Problem description:
In the records, find each line where "this" occurs, and copy it.
(Data to process begins)
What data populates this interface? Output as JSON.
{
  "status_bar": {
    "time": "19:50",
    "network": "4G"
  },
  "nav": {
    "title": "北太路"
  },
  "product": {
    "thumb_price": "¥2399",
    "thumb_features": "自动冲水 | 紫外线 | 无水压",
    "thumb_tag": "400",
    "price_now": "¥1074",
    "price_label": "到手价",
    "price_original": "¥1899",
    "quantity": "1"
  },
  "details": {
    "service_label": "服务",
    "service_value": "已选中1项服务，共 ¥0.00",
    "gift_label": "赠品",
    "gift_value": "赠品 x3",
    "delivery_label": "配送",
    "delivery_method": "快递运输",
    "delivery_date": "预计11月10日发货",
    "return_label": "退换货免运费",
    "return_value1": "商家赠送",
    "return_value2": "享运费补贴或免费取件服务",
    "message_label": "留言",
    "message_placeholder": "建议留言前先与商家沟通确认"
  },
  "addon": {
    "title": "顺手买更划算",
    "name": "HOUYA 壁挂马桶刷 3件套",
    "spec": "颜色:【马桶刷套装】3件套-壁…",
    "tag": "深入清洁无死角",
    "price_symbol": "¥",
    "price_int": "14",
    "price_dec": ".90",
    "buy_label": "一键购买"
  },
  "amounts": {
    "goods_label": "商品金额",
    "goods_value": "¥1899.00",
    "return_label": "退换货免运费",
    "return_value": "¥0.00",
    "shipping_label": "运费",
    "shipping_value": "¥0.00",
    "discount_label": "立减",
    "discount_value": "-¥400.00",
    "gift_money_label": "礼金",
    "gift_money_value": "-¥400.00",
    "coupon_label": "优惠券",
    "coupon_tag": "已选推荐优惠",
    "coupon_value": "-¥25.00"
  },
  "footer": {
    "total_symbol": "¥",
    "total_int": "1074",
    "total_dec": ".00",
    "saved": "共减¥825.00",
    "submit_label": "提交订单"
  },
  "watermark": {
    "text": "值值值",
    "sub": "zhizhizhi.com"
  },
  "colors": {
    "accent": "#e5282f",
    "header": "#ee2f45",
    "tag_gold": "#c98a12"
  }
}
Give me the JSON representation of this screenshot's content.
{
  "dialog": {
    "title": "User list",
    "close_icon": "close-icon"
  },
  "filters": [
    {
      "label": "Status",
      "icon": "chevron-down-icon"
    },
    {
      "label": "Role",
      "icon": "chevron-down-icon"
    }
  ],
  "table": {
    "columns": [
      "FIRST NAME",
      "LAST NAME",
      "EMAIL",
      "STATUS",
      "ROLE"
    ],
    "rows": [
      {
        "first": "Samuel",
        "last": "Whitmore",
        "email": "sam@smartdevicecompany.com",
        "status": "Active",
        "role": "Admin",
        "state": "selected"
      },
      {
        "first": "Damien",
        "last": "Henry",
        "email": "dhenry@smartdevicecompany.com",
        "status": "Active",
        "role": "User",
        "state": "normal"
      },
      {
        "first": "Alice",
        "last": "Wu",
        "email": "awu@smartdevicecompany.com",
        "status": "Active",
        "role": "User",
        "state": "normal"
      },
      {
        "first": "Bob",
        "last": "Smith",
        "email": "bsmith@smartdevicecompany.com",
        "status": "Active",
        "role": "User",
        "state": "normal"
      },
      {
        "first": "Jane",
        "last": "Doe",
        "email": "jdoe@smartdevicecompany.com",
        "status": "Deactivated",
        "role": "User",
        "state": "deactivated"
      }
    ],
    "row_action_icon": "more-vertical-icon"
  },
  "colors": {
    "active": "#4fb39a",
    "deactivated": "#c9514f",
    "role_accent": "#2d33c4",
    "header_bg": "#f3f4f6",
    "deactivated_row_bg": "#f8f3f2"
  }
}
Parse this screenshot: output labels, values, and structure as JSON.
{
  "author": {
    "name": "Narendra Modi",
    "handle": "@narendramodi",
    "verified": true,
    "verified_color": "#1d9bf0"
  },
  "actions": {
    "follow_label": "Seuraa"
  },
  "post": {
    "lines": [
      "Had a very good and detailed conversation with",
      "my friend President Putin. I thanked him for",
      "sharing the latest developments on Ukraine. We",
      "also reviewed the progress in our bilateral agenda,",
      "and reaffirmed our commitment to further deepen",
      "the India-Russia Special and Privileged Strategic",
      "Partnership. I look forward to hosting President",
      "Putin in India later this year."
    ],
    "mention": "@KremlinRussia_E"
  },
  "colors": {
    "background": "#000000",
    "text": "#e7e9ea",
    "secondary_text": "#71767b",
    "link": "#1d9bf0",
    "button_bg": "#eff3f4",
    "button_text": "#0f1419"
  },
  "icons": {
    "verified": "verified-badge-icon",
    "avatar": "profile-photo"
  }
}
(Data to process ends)
Written response:
What data populates this interface? Output as JSON.
Give me the JSON representation of this screenshot's content.
Parse this screenshot: output labels, values, and structure as JSON.
      "Putin in India later this year."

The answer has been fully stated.